[quote]Chris Colucci wrote:
Before I would do barbell curls (4x 6-8) and incline DB curls or hammer curls (3 x 10-12).[/quote]
Is that the only work for biceps you were doing? I’m guessing you were doing it at the end of the “pull” day, right after your back work, correct?
What triceps work do you do?
[quote]My goals are to gain muscle and I have been using a push/pull/legs/rest split with good success.
I have progressed really well with the major compound lifts (bench,MP,dead,squat), but there has been little or no progession in strength when it comes to my biceps and triceps.[/quote]
“Good success” needs to be defined, especially relative to your goal of gaining muscle.
In the last three months, how has your bodyweight changed?
In the last three months, how has your strength improved in the squat, deadlift, bench, military press, barbell curl, and triceps extension (or pressdown)?
After two years, it might be worth using a different split for a few months. Especially if your arms aren’t getting the focus that you want to give them, wouldn’t it make sense to spend some time with a dedicated arm day each week?
There have been tons of articles about arm training, advising all sorts of sets, reps, exercises, and frequency. Read a few and see what you can absorb. For example:
Curling isn’t necessarily the only way to target the biceps, but if you want bigger and stronger arms, curling is the best way.
“What I’m saying, and what Hoffman, Poliquin, and plenty of other coaches are saying, is that in order to get your arm size into the high teens (or upwards of 45cm for my Euro brothers), you’ve got to be doing specific biceps and triceps work in addition to putting plenty of time and energy into squats, deadlifts, and other big exercises.
To build significantly bigger arms than you’ve got right now, you need to build a larger complete body, and the fastest path there requires a training plan that gives plenty of attention to the big lifts while also giving some attention to direct arm work, not the other way around.”
Thanks for the responses. Yes, biceps work would be done at the end of my Pull day, after 4 sets of deadlifts, rows and either pull-ups or lat pulldowns.
Triceps work is at the end of my Push day. 4 Sets of close-grip bench, and 3 sets of either frech press or dumbell overhead extensions.
I’m in my mid 30s now, and I lifted all throughout high school and college. Just now started back again. I have gained 18 pounds and my waist size on my pants is still about the same. All my friends, family, girlfriends etc have commented that I’m in “great shape”, but to the standards here, I’m a beginner. I have increased the weight from 55-120 lbs in my big 4 lifts, so I think I have been pretty successful. Most of my progress was made in my first year though.

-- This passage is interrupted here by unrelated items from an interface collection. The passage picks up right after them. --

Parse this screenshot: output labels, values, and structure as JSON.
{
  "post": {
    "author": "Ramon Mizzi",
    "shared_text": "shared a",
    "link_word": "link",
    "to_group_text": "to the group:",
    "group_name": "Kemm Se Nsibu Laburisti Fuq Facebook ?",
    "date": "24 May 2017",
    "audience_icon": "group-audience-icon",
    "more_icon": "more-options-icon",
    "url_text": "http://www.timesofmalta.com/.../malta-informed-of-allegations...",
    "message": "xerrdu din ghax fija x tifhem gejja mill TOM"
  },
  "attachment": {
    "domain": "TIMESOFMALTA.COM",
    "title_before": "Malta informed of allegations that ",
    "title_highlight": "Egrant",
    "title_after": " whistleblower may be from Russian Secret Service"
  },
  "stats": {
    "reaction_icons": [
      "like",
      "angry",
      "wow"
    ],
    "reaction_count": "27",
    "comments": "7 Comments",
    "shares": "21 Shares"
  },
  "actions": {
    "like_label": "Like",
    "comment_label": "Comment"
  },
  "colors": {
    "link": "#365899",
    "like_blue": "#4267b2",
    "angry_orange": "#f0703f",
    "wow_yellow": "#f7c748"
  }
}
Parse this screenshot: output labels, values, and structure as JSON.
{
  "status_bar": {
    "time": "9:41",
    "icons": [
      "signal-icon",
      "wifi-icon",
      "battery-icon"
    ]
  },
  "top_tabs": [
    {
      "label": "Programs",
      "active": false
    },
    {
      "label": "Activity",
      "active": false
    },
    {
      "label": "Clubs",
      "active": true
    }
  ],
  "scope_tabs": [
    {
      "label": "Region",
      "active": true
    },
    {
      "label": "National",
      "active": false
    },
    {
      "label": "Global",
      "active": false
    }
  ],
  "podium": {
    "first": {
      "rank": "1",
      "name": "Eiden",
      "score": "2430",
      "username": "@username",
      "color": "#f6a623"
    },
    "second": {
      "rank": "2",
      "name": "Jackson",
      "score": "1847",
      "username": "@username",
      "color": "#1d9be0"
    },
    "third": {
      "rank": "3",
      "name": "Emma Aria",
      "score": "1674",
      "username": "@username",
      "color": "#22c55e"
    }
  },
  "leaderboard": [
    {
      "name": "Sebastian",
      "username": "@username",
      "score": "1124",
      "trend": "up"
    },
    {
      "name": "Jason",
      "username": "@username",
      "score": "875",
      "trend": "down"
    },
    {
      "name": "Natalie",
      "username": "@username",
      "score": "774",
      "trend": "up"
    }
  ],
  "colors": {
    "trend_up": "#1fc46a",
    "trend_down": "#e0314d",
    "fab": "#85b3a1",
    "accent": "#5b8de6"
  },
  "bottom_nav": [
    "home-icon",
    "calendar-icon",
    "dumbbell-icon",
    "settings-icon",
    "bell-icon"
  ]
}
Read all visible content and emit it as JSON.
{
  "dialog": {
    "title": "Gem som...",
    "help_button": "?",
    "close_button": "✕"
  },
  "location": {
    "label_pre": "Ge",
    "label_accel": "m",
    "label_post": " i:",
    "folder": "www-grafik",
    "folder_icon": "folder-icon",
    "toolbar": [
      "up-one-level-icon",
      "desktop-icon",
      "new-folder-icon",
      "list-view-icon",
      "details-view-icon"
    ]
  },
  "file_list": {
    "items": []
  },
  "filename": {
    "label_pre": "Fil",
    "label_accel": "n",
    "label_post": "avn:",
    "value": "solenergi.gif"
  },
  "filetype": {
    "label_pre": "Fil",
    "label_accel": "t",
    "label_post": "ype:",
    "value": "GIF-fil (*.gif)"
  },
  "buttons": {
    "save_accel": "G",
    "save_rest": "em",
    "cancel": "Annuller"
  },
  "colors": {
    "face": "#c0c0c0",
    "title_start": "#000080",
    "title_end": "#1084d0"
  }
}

I have changed my program(s) several times, but have stuck with my current one for almost a year. The more I think about it, maybe the problem has to do more with my form when it comes to the heavier curls(i.e. slow negatives, squeeze the bar, hold the conctration). I think I’m so concerned about moving the weight, I just hoist it up there.
It just gets me confused sometimes since the one common theme seems to be progression… but then I see really big, experienced guys who don’t care about how much weight they move. Do you have to progress to a certain level, and then the game changes??